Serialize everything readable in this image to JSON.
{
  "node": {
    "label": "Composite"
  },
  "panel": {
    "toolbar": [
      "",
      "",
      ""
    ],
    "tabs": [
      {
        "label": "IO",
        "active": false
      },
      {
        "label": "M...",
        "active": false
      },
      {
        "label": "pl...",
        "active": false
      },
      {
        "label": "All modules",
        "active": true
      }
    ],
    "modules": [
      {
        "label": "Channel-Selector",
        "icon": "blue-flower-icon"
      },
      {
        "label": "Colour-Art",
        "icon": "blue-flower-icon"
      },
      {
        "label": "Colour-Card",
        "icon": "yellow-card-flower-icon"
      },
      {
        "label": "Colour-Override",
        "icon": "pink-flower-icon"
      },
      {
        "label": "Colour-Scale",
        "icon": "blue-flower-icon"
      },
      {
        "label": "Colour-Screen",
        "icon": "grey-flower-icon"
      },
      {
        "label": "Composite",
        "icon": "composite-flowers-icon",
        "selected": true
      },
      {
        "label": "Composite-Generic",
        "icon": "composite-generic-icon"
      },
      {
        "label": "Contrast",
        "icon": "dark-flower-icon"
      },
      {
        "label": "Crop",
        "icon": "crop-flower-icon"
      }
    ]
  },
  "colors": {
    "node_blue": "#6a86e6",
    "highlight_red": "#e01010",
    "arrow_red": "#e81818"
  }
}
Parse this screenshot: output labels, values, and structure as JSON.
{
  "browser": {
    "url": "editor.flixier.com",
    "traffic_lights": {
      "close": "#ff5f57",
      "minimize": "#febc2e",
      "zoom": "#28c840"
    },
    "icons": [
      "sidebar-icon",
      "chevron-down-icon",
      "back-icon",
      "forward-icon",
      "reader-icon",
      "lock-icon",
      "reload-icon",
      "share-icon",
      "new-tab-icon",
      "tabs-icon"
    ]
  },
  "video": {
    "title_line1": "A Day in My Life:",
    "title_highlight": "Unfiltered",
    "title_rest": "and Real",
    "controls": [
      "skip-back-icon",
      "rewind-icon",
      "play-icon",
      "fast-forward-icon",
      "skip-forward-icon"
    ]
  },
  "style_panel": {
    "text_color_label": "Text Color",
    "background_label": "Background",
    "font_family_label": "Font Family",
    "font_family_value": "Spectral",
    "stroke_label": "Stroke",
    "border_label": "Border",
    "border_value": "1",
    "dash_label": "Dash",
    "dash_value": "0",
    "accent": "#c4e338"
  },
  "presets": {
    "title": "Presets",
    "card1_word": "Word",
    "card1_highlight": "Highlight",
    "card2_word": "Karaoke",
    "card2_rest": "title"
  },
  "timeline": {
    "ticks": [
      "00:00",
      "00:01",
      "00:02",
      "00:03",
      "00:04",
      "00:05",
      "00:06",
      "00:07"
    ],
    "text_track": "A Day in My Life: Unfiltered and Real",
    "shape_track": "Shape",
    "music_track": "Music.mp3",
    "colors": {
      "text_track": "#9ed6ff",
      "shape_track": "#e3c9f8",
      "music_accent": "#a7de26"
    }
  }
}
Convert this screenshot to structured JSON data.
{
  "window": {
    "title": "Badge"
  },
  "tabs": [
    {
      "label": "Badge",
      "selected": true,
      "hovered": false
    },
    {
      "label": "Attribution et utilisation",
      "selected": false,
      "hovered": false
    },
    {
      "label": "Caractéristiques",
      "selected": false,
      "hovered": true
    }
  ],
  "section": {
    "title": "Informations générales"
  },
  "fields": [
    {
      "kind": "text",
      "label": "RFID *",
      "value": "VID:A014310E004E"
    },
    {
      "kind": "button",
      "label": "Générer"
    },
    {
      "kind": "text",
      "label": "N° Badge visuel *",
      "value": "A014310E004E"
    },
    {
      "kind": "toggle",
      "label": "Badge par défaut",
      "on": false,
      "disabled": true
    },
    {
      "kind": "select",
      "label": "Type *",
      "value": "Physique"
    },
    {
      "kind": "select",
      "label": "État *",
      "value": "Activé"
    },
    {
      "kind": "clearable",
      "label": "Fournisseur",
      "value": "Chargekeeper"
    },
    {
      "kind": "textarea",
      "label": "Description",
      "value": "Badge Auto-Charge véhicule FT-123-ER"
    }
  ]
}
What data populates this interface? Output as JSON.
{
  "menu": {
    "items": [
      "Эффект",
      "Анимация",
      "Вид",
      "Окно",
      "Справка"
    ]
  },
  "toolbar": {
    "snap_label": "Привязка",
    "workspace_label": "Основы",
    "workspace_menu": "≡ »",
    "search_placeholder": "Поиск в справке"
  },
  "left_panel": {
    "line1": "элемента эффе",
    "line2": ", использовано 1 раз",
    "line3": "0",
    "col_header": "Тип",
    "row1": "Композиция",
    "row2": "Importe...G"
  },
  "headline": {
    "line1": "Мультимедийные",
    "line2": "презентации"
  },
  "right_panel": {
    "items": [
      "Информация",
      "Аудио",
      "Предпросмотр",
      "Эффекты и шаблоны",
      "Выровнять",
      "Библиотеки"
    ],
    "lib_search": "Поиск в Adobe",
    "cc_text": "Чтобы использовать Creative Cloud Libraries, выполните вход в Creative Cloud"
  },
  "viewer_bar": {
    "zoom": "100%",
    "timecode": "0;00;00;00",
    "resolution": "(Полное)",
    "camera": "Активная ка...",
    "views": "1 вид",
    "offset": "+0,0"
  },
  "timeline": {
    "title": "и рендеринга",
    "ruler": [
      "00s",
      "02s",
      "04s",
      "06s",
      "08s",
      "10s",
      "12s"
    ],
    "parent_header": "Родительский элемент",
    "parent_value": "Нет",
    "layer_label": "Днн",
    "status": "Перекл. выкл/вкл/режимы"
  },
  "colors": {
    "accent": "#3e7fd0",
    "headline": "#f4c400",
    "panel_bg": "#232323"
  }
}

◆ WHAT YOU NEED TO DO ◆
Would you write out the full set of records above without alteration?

◆ REPLY TO THE TASK ◆
Serialize everything readable in this image to JSON.
{
  "node": {
    "label": "Composite"
  },
  "panel": {
    "toolbar": [
      "",
      "",
      ""
    ],
    "tabs": [
      {
        "label": "IO",
        "active": false
      },
      {
        "label": "M...",
        "active": false
      },
      {
        "label": "pl...",
        "active": false
      },
      {
        "label": "All modules",
        "active": true
      }
    ],
    "modules": [
      {
        "label": "Channel-Selector",
        "icon": "blue-flower-icon"
      },
      {
        "label": "Colour-Art",
        "icon": "blue-flower-icon"
      },
      {
        "label": "Colour-Card",
        "icon": "yellow-card-flower-icon"
      },
      {
        "label": "Colour-Override",
        "icon": "pink-flower-icon"
      },
      {
        "label": "Colour-Scale",
        "icon": "blue-flower-icon"
      },
      {
        "label": "Colour-Screen",
        "icon": "grey-flower-icon"
      },
      {
        "label": "Composite",
        "icon": "composite-flowers-icon",
        "selected": true
      },
      {
        "label": "Composite-Generic",
        "icon": "composite-generic-icon"
      },
      {
        "label": "Contrast",
        "icon": "dark-flower-icon"
      },
      {
        "label": "Crop",
        "icon": "crop-flower-icon"
      }
    ]
  },
  "colors": {
    "node_blue": "#6a86e6",
    "highlight_red": "#e01010",
    "arrow_red": "#e81818"
  }
}
Parse this screenshot: output labels, values, and structure as JSON.
{
  "browser": {
    "url": "editor.flixier.com",
    "traffic_lights": {
      "close": "#ff5f57",
      "minimize": "#febc2e",
      "zoom": "#28c840"
    },
    "icons": [
      "sidebar-icon",
      "chevron-down-icon",
      "back-icon",
      "forward-icon",
      "reader-icon",
      "lock-icon",
      "reload-icon",
      "share-icon",
      "new-tab-icon",
      "tabs-icon"
    ]
  },
  "video": {
    "title_line1": "A Day in My Life:",
    "title_highlight": "Unfiltered",
    "title_rest": "and Real",
    "controls": [
      "skip-back-icon",
      "rewind-icon",
      "play-icon",
      "fast-forward-icon",
      "skip-forward-icon"
    ]
  },
  "style_panel": {
    "text_color_label": "Text Color",
    "background_label": "Background",
    "font_family_label": "Font Family",
    "font_family_value": "Spectral",
    "stroke_label": "Stroke",
    "border_label": "Border",
    "border_value": "1",
    "dash_label": "Dash",
    "dash_value": "0",
    "accent": "#c4e338"
  },
  "presets": {
    "title": "Presets",
    "card1_word": "Word",
    "card1_highlight": "Highlight",
    "card2_word": "Karaoke",
    "card2_rest": "title"
  },
  "timeline": {
    "ticks": [
      "00:00",
      "00:01",
      "00:02",
      "00:03",
      "00:04",
      "00:05",
      "00:06",
      "00:07"
    ],
    "text_track": "A Day in My Life: Unfiltered and Real",
    "shape_track": "Shape",
    "music_track": "Music.mp3",
    "colors": {
      "text_track": "#9ed6ff",
      "shape_track": "#e3c9f8",
      "music_accent": "#a7de26"
    }
  }
}
Convert this screenshot to structured JSON data.
{
  "window": {
    "title": "Badge"
  },
  "tabs": [
    {
      "label": "Badge",
      "selected": true,
      "hovered": false
    },
    {
      "label": "Attribution et utilisation",
      "selected": false,
      "hovered": false
    },
    {
      "label": "Caractéristiques",
      "selected": false,
      "hovered": true
    }
  ],
  "section": {
    "title": "Informations générales"
  },
  "fields": [
    {
      "kind": "text",
      "label": "RFID *",
      "value": "VID:A014310E004E"
    },
    {
      "kind": "button",
      "label": "Générer"
    },
    {
      "kind": "text",
      "label": "N° Badge visuel *",
      "value": "A014310E004E"
    },
    {
      "kind": "toggle",
      "label": "Badge par défaut",
      "on": false,
      "disabled": true
    },
    {
      "kind": "select",
      "label": "Type *",
      "value": "Physique"
    },
    {
      "kind": "select",
      "label": "État *",
      "value": "Activé"
    },
    {
      "kind": "clearable",
      "label": "Fournisseur",
      "value": "Chargekeeper"
    },
    {
      "kind": "textarea",
      "label": "Description",
      "value": "Badge Auto-Charge véhicule FT-123-ER"
    }
  ]
}
What data populates this interface? Output as JSON.
{
  "menu": {
    "items": [
      "Эффект",
      "Анимация",
      "Вид",
      "Окно",
      "Справка"
    ]
  },
  "toolbar": {
    "snap_label": "Привязка",
    "workspace_label": "Основы",
    "workspace_menu": "≡ »",
    "search_placeholder": "Поиск в справке"
  },
  "left_panel": {
    "line1": "элемента эффе",
    "line2": ", использовано 1 раз",
    "line3": "0",
    "col_header": "Тип",
    "row1": "Композиция",
    "row2": "Importe...G"
  },
  "headline": {
    "line1": "Мультимедийные",
    "line2": "презентации"
  },
  "right_panel": {
    "items": [
      "Информация",
      "Аудио",
      "Предпросмотр",
      "Эффекты и шаблоны",
      "Выровнять",
      "Библиотеки"
    ],
    "lib_search": "Поиск в Adobe",
    "cc_text": "Чтобы использовать Creative Cloud Libraries, выполните вход в Creative Cloud"
  },
  "viewer_bar": {
    "zoom": "100%",
    "timecode": "0;00;00;00",
    "resolution": "(Полное)",
    "camera": "Активная ка...",
    "views": "1 вид",
    "offset": "+0,0"
  },
  "timeline": {
    "title": "и рендеринга",
    "ruler": [
      "00s",
      "02s",
      "04s",
      "06s",
      "08s",
      "10s",
      "12s"
    ],
    "parent_header": "Родительский элемент",
    "parent_value": "Нет",
    "layer_label": "Днн",
    "status": "Перекл. выкл/вкл/режимы"
  },
  "colors": {
    "accent": "#3e7fd0",
    "headline": "#f4c400",
    "panel_bg": "#232323"
  }
}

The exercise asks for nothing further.